Sure. Increasing performance is always a good thing to do. :)

Best regards,
Mathias

2010-11-12 23:25:08

by Mathias Krause

[permalink] [raw]
Subject: Re: [PATCH v3] x86, crypto: ported aes-ni implementation to x86

On 12.11.2010, 08:34 Huang Ying wrote:
On Fri, 2010-11-12 at 15:30 +0800, Mathias Krause wrote:
>> On 12.11.2010, 01:33 Huang Ying wrote:
>>> Why the improvement of ECB is so small? I can not understand it. It
>>> should be as big as CBC.
>>
>> I don't know why the ECB variant is so slow compared to the other variants.
>> But it is so even for the current x86-64 version. See the above values for
>> "x86-64 (old)". I setup dm-crypt for this test like this:
>> # cryptsetup -c aes-ecb-plain -d /dev/urandom create cfs /dev/loop0
>>
>> What where the numbers you measured in your tests while developing the
>> x86-64 version?
>
> Can't remember the number. Do you have interest to dig into the issue?
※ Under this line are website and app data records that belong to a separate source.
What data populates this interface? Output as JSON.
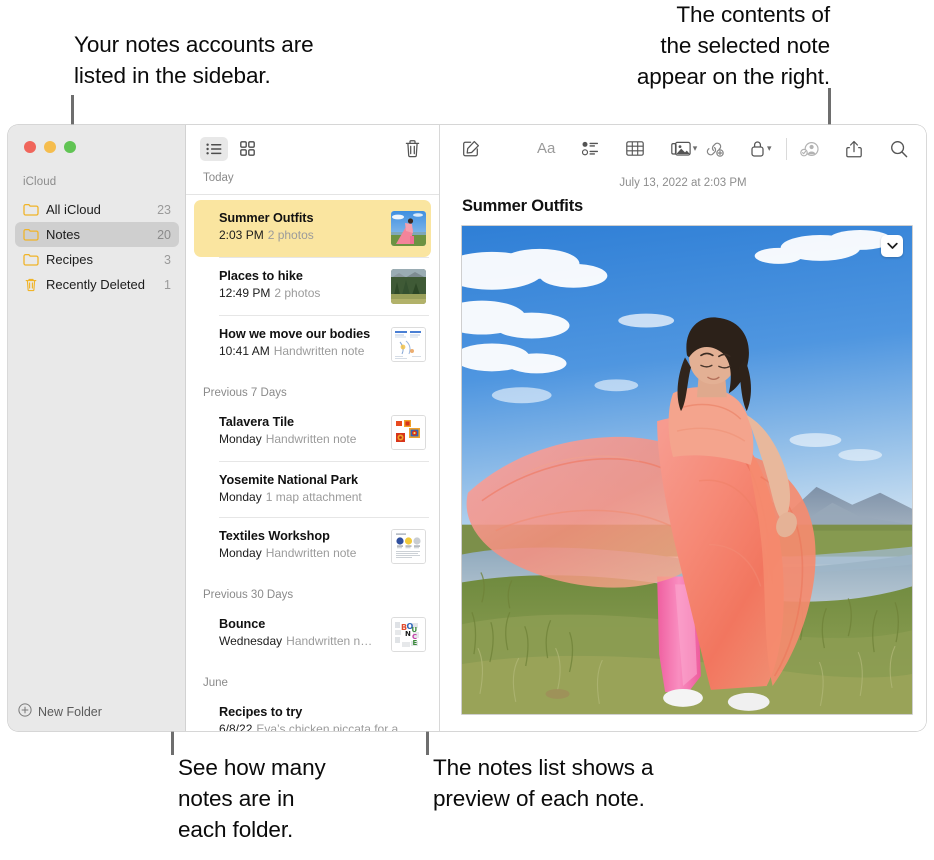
{
  "callouts": [
    {
      "id": "sidebar-accounts",
      "text": "Your notes accounts are\nlisted in the sidebar."
    },
    {
      "id": "note-contents",
      "text": "The contents of\nthe selected note\nappear on the right."
    },
    {
      "id": "folder-counts",
      "text": "See how many\nnotes are in\neach folder."
    },
    {
      "id": "note-preview",
      "text": "The notes list shows a\npreview of each note."
    }
  ],
  "window": {
    "traffic_lights": {
      "close_color": "#f0665c",
      "minimize_color": "#f5bd4e",
      "maximize_color": "#61c454"
    }
  },
  "sidebar": {
    "account_header": "iCloud",
    "folders": [
      {
        "icon": "folder-icon",
        "label": "All iCloud",
        "count": "23",
        "selected": false
      },
      {
        "icon": "folder-icon",
        "label": "Notes",
        "count": "20",
        "selected": true
      },
      {
        "icon": "folder-icon",
        "label": "Recipes",
        "count": "3",
        "selected": false
      },
      {
        "icon": "trash-icon",
        "label": "Recently Deleted",
        "count": "1",
        "selected": false
      }
    ],
    "new_folder_label": "New Folder",
    "new_folder_icon": "plus-circle-icon",
    "folder_icon_color": "#f0b429"
  },
  "notes_list": {
    "toolbar": {
      "list_view_icon": "list-view-icon",
      "gallery_view_icon": "gallery-view-icon",
      "delete_icon": "trash-icon",
      "active_view": "list"
    },
    "today_header": "Today",
    "groups": [
      {
        "header": "Today",
        "inline_header": true,
        "notes": [
          {
            "title": "Summer Outfits",
            "date": "2:03 PM",
            "snippet": "2 photos",
            "selected": true,
            "thumb": "photo-pink-dress",
            "framed": false
          },
          {
            "title": "Places to hike",
            "date": "12:49 PM",
            "snippet": "2 photos",
            "selected": false,
            "thumb": "photo-forest",
            "framed": false
          },
          {
            "title": "How we move our bodies",
            "date": "10:41 AM",
            "snippet": "Handwritten note",
            "selected": false,
            "thumb": "doc-handwritten-blue",
            "framed": true
          }
        ]
      },
      {
        "header": "Previous 7 Days",
        "inline_header": false,
        "notes": [
          {
            "title": "Talavera Tile",
            "date": "Monday",
            "snippet": "Handwritten note",
            "selected": false,
            "thumb": "doc-tiles",
            "framed": true
          },
          {
            "title": "Yosemite National Park",
            "date": "Monday",
            "snippet": "1 map attachment",
            "selected": false,
            "thumb": "none",
            "framed": false
          },
          {
            "title": "Textiles Workshop",
            "date": "Monday",
            "snippet": "Handwritten note",
            "selected": false,
            "thumb": "doc-textiles",
            "framed": true
          }
        ]
      },
      {
        "header": "Previous 30 Days",
        "inline_header": false,
        "notes": [
          {
            "title": "Bounce",
            "date": "Wednesday",
            "snippet": "Handwritten n…",
            "selected": false,
            "thumb": "doc-bounce",
            "framed": true
          }
        ]
      },
      {
        "header": "June",
        "inline_header": false,
        "notes": [
          {
            "title": "Recipes to try",
            "date": "6/8/22",
            "snippet": "Eva’s chicken piccata for a…",
            "selected": false,
            "thumb": "none",
            "framed": false
          }
        ]
      }
    ],
    "selected_row_color": "#fae5a0"
  },
  "detail": {
    "toolbar_icons": [
      {
        "name": "compose-icon",
        "label": "Compose"
      },
      {
        "name": "format-text-icon",
        "label": "Aa"
      },
      {
        "name": "checklist-icon",
        "label": "Checklist"
      },
      {
        "name": "table-icon",
        "label": "Table"
      },
      {
        "name": "media-icon",
        "label": "Media",
        "has_chevron": true
      },
      {
        "name": "link-add-icon",
        "label": "Add Link"
      },
      {
        "name": "lock-icon",
        "label": "Lock",
        "has_chevron": true
      },
      {
        "name": "collaborate-icon",
        "label": "Collaborate"
      },
      {
        "name": "share-icon",
        "label": "Share"
      },
      {
        "name": "search-icon",
        "label": "Search"
      }
    ],
    "timestamp": "July 13, 2022 at 2:03 PM",
    "title": "Summer Outfits",
    "photo_menu_icon": "chevron-down-icon",
    "photo_alt": "Woman in flowing pink and orange dress walking on grass beside a stream with mountains and blue sky"
  }
}
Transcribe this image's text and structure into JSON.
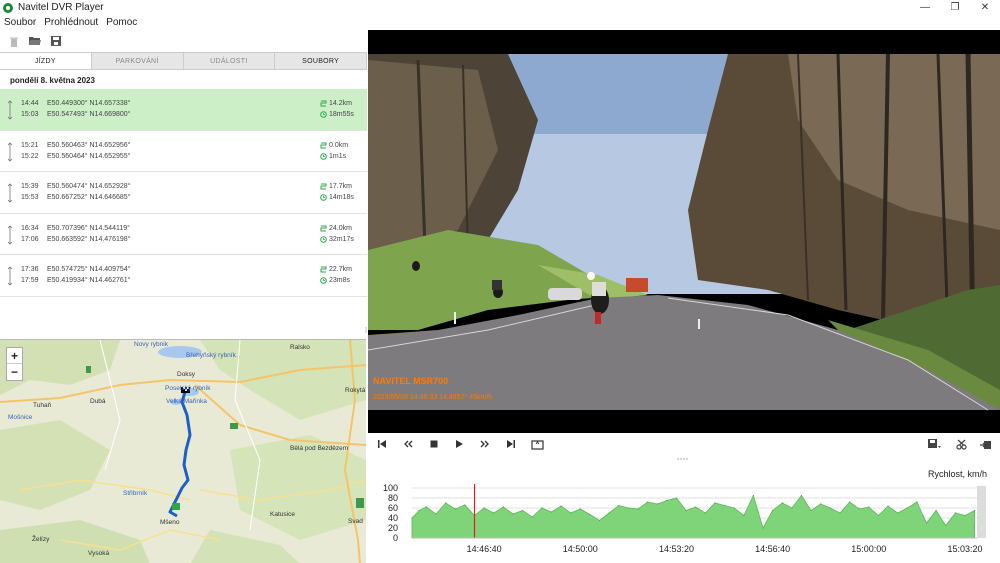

I looked at /proc/crypto while doing the tests again and noticed that ECB
isn't handled using cryptd, while all other modes, e.g. CBC and CTR, are.
The reason for that seems to be that for ECB, and only for ECB, the kernel
is using the synchronous block algorithm instead of the asynchronous one.
So the question is: Why is the ECB variant handled using the synchronous
cipher -- because of the missing iv handling in this mode?

Best regards,
Mathias

2010-11-18 07:38:45

by Mathias Krause

[permalink] [raw]
Subject: Re: [PATCH v3] x86, crypto: ported aes-ni implementation to x86

On 13.11.2010, 00:25 Mathias Krause wrote:
> On 12.11.2010, 08:34 Huang Ying wrote:
> On Fri, 2010-11-12 at 15:30 +0800, Mathias Krause wrote:
>>> On 12.11.2010, 01:33 Huang Ying wrote:
>>>> Why the improvement of ECB is so small? I can not understand it. It
>>>> should be as big as CBC.
>>>
>>> I don't know why the ECB variant is so slow compared to the other variants.
>>> But it is so even for the current x86-64 version. See the above values for
>>> "x86-64 (old)". I setup dm-crypt for this test like this:
>>> # cryptsetup -c aes-ecb-plain -d /dev/urandom create cfs /dev/loop0
>>>
>>> What where the numbers you measured in your tests while developing the
>>> x86-64 version?
>>
>> Can't remember the number. Do you have interest to dig into the issue?
>
> I looked at /proc/crypto while doing the tests again and noticed that ECB
> isn't handled using cryptd, while all other modes, e.g. CBC and CTR, are.
> The reason for that seems to be that for ECB, and only for ECB, the kernel
> is using the synchronous block algorithm instead of the asynchronous one.
> So the question is: Why is the ECB variant handled using the synchronous
> cipher -- because of the missing iv handling in this mode?

Herbert, any idea why this is the case?

Regards,
Mathias